**EXERCISE PROMPT:** Write the following entries out again exactly, skipping each image.

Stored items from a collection
◇ ◇ ◇ ◇
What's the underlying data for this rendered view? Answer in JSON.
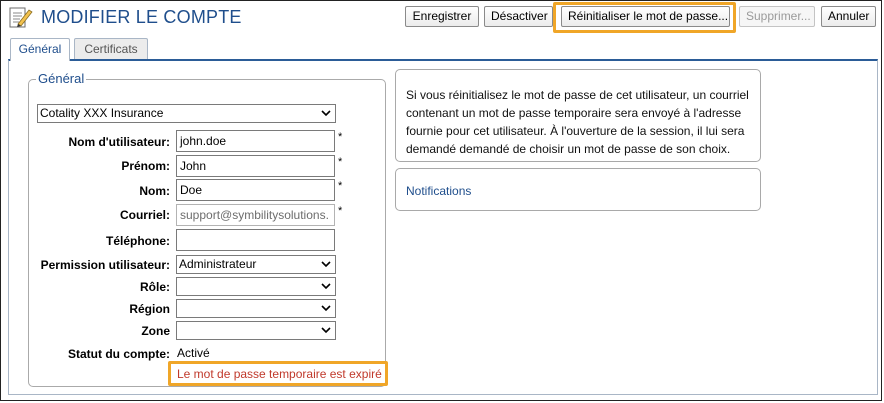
{
  "header": {
    "title": "MODIFIER LE COMPTE",
    "buttons": {
      "save": "Enregistrer",
      "deactivate": "Désactiver",
      "reset_password": "Réinitialiser le mot de passe...",
      "delete": "Supprimer...",
      "cancel": "Annuler"
    }
  },
  "tabs": [
    {
      "label": "Général",
      "active": true
    },
    {
      "label": "Certificats",
      "active": false
    }
  ],
  "general": {
    "legend": "Général",
    "company": "Cotality XXX Insurance",
    "fields": {
      "username": {
        "label": "Nom d'utilisateur:",
        "value": "john.doe",
        "required": "*"
      },
      "first_name": {
        "label": "Prénom:",
        "value": "John",
        "required": "*"
      },
      "last_name": {
        "label": "Nom:",
        "value": "Doe",
        "required": "*"
      },
      "email": {
        "label": "Courriel:",
        "value": "support@symbilitysolutions.",
        "required": "*"
      },
      "phone": {
        "label": "Téléphone:",
        "value": ""
      },
      "permission": {
        "label": "Permission utilisateur:",
        "value": "Administrateur"
      },
      "role": {
        "label": "Rôle:",
        "value": ""
      },
      "region": {
        "label": "Région",
        "value": ""
      },
      "zone": {
        "label": "Zone",
        "value": ""
      }
    },
    "account_status": {
      "label": "Statut du compte:",
      "value": "Activé"
    },
    "expired_message": "Le mot de passe temporaire est expiré"
  },
  "info_panel": {
    "text": "Si vous réinitialisez le mot de passe de cet utilisateur, un courriel contenant un mot de passe temporaire sera envoyé à l'adresse fournie pour cet utilisateur. À l'ouverture de la session, il lui sera demandé demandé de choisir un mot de passe de son choix."
  },
  "notifications_panel": {
    "link": "Notifications"
  },
  "icons": {
    "title": "edit-form-icon",
    "dropdown": "chevron-down-icon"
  },
  "colors": {
    "title": "#1f4e8c",
    "highlight": "#f0a628",
    "expired": "#c0392b"
  }
}
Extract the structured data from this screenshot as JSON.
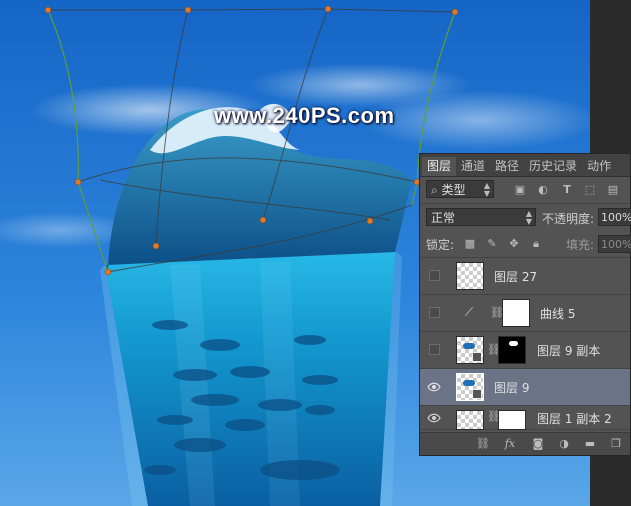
{
  "watermark": "www.240PS.com",
  "panel": {
    "tabs": [
      {
        "label": "图层",
        "active": true
      },
      {
        "label": "通道",
        "active": false
      },
      {
        "label": "路径",
        "active": false
      },
      {
        "label": "历史记录",
        "active": false
      },
      {
        "label": "动作",
        "active": false
      }
    ],
    "filter_kind": "类型",
    "blend_mode": "正常",
    "opacity_label": "不透明度:",
    "opacity_value": "100%",
    "lock_label": "锁定:",
    "fill_label": "填充:",
    "fill_value": "100%",
    "layers": [
      {
        "name": "图层 27",
        "visible": false,
        "selected": false
      },
      {
        "name": "曲线 5",
        "visible": false,
        "selected": false
      },
      {
        "name": "图层 9 副本",
        "visible": false,
        "selected": false
      },
      {
        "name": "图层 9",
        "visible": true,
        "selected": true
      },
      {
        "name": "图层 1 副本 2",
        "visible": true,
        "selected": false
      }
    ]
  },
  "colors": {
    "sky_top": "#1668c8",
    "sky_bottom": "#4b9be4",
    "water": "#1aa3d6",
    "panel_bg": "#535353",
    "selected_row": "#6b7386"
  }
}
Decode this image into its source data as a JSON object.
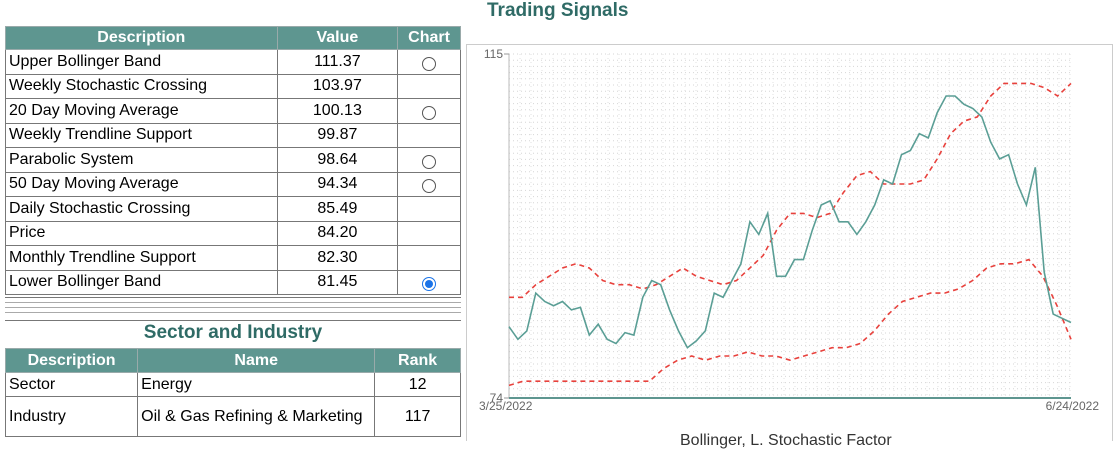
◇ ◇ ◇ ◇
**ANSWER TO THE PROBLEM:**
What's the underlying data for this rendered view? Answer in JSON.
{
  "header": {
    "title": "MODIFIER LE COMPTE",
    "buttons": {
      "save": "Enregistrer",
      "deactivate": "Désactiver",
      "reset_password": "Réinitialiser le mot de passe...",
      "delete": "Supprimer...",
      "cancel": "Annuler"
    }
  },
  "tabs": [
    {
      "label": "Général",
      "active": true
    },
    {
      "label": "Certificats",
      "active": false
    }
  ],
  "general": {
    "legend": "Général",
    "company": "Cotality XXX Insurance",
    "fields": {
      "username": {
        "label": "Nom d'utilisateur:",
        "value": "john.doe",
        "required": "*"
      },
      "first_name": {
        "label": "Prénom:",
        "value": "John",
        "required": "*"
      },
      "last_name": {
        "label": "Nom:",
        "value": "Doe",
        "required": "*"
      },
      "email": {
        "label": "Courriel:",
        "value": "support@symbilitysolutions.",
        "required": "*"
      },
      "phone": {
        "label": "Téléphone:",
        "value": ""
      },
      "permission": {
        "label": "Permission utilisateur:",
        "value": "Administrateur"
      },
      "role": {
        "label": "Rôle:",
        "value": ""
      },
      "region": {
        "label": "Région",
        "value": ""
      },
      "zone": {
        "label": "Zone",
        "value": ""
      }
    },
    "account_status": {
      "label": "Statut du compte:",
      "value": "Activé"
    },
    "expired_message": "Le mot de passe temporaire est expiré"
  },
  "info_panel": {
    "text": "Si vous réinitialisez le mot de passe de cet utilisateur, un courriel contenant un mot de passe temporaire sera envoyé à l'adresse fournie pour cet utilisateur. À l'ouverture de la session, il lui sera demandé demandé de choisir un mot de passe de son choix."
  },
  "notifications_panel": {
    "link": "Notifications"
  },
  "icons": {
    "title": "edit-form-icon",
    "dropdown": "chevron-down-icon"
  },
  "colors": {
    "title": "#1f4e8c",
    "highlight": "#f0a628",
    "expired": "#c0392b"
  }
}
Extract the structured data from this screenshot as JSON.
{
  "watermark": "www.240PS.com",
  "panel": {
    "tabs": [
      {
        "label": "图层",
        "active": true
      },
      {
        "label": "通道",
        "active": false
      },
      {
        "label": "路径",
        "active": false
      },
      {
        "label": "历史记录",
        "active": false
      },
      {
        "label": "动作",
        "active": false
      }
    ],
    "filter_kind": "类型",
    "blend_mode": "正常",
    "opacity_label": "不透明度:",
    "opacity_value": "100%",
    "lock_label": "锁定:",
    "fill_label": "填充:",
    "fill_value": "100%",
    "layers": [
      {
        "name": "图层 27",
        "visible": false,
        "selected": false
      },
      {
        "name": "曲线 5",
        "visible": false,
        "selected": false
      },
      {
        "name": "图层 9 副本",
        "visible": false,
        "selected": false
      },
      {
        "name": "图层 9",
        "visible": true,
        "selected": true
      },
      {
        "name": "图层 1 副本 2",
        "visible": true,
        "selected": false
      }
    ]
  },
  "colors": {
    "sky_top": "#1668c8",
    "sky_bottom": "#4b9be4",
    "water": "#1aa3d6",
    "panel_bg": "#535353",
    "selected_row": "#6b7386"
  }
}
Decode this image into its source data as a JSON object.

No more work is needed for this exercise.